### WHAT THIS TASK INVOLVES
Below are the records; count the lines that include the string "glyph" and give only that number.

### RECORDS SUPPLIED
----------------------------------------

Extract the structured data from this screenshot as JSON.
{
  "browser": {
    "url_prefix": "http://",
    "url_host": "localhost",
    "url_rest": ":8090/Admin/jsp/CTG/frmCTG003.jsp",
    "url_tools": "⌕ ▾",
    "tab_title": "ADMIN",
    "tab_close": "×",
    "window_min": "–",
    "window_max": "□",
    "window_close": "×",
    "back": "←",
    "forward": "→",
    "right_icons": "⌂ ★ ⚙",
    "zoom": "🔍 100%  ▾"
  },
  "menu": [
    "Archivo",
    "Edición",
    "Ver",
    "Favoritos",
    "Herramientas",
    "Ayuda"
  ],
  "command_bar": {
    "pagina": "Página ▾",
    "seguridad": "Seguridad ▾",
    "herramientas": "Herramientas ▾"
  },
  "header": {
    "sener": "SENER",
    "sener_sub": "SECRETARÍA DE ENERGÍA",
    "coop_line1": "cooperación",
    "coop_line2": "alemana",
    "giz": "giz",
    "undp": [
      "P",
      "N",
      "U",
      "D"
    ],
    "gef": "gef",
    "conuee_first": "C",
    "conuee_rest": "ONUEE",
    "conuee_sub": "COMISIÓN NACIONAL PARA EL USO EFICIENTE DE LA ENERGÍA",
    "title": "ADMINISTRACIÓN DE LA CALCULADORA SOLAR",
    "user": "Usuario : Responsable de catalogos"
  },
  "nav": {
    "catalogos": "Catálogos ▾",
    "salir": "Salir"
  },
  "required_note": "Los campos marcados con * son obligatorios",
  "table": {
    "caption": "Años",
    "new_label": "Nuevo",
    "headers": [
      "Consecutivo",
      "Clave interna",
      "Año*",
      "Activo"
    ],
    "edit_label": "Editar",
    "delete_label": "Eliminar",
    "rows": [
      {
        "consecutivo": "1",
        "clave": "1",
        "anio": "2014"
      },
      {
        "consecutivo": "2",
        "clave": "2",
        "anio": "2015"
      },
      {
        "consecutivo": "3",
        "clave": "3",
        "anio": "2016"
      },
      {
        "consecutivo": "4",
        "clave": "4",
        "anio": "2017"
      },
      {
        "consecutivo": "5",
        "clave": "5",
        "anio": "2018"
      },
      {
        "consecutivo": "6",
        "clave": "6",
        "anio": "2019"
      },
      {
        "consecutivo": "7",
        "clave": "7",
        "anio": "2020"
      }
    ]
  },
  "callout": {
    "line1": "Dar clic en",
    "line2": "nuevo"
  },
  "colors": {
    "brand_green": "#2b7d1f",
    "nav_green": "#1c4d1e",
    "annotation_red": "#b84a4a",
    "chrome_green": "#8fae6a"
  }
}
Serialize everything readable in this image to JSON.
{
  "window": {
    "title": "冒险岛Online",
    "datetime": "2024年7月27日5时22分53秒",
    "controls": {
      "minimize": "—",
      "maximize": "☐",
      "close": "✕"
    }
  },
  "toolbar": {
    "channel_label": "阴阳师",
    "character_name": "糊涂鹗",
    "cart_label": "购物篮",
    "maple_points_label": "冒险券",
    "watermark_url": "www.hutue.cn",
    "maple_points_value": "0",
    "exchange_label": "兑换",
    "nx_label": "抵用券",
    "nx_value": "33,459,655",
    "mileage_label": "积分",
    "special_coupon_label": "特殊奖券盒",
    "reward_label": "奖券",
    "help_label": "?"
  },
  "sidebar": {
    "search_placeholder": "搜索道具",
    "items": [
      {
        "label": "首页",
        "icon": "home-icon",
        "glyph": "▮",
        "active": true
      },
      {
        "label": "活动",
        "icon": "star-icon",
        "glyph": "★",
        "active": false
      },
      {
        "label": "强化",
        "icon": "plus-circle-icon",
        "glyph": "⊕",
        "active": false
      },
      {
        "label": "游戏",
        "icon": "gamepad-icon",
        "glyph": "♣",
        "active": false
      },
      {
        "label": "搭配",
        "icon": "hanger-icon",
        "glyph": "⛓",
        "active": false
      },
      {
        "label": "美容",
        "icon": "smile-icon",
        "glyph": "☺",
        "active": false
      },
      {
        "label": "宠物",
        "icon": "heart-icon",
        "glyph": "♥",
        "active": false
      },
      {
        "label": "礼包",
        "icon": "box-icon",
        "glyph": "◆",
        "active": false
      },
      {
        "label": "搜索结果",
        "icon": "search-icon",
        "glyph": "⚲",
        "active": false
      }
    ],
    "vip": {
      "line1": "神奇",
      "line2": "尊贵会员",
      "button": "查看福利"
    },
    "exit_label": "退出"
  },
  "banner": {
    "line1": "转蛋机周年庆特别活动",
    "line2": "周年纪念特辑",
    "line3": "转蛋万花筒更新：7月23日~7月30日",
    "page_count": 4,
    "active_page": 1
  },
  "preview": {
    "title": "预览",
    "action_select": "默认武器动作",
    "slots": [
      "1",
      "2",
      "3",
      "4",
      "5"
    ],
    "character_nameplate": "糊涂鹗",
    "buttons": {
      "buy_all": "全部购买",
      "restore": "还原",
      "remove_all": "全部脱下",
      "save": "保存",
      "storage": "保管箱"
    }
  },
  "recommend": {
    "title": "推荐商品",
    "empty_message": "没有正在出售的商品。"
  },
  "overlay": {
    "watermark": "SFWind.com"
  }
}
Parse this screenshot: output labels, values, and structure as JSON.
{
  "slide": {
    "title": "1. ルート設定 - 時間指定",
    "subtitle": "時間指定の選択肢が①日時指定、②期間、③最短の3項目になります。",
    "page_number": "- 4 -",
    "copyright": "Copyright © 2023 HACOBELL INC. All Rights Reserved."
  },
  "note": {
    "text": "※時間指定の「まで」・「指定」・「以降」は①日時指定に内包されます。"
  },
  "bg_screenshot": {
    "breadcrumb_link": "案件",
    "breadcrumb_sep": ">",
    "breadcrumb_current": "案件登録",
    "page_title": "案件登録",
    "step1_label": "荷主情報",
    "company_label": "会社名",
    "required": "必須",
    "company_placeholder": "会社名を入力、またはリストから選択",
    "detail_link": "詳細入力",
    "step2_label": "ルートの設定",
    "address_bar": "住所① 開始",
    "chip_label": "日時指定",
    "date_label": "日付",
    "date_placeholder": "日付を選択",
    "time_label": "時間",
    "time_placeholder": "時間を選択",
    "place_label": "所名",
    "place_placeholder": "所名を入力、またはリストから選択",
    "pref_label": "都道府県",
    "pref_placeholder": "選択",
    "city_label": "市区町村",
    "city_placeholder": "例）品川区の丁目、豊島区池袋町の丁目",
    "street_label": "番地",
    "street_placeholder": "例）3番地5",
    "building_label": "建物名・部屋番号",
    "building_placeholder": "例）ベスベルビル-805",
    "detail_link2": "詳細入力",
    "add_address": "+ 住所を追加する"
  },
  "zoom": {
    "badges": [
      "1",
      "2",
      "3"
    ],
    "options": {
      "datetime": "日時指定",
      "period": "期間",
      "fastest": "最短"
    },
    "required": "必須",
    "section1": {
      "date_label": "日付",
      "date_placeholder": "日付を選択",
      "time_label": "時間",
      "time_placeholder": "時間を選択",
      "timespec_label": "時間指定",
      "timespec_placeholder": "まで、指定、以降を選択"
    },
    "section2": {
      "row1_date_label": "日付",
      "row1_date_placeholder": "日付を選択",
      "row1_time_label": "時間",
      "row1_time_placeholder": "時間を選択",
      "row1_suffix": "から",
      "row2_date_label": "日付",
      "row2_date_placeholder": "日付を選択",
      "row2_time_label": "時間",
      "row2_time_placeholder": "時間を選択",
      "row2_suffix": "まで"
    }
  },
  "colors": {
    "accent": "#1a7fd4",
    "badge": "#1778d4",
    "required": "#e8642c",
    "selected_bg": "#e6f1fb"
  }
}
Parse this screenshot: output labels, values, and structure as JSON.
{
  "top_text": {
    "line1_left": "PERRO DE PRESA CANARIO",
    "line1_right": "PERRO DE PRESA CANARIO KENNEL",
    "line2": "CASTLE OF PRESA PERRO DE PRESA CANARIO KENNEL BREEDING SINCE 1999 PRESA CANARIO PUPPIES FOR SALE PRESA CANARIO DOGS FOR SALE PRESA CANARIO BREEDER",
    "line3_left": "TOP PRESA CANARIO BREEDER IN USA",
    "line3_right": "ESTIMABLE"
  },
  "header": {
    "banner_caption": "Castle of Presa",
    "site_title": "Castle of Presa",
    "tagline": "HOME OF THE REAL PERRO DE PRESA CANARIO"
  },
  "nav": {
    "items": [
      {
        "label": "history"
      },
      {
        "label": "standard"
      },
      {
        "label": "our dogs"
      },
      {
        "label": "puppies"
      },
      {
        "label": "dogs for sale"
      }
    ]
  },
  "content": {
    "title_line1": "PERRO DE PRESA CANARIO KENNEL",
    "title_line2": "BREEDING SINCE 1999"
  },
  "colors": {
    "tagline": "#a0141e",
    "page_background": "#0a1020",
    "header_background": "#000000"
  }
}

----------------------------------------

### TASK RESULT
9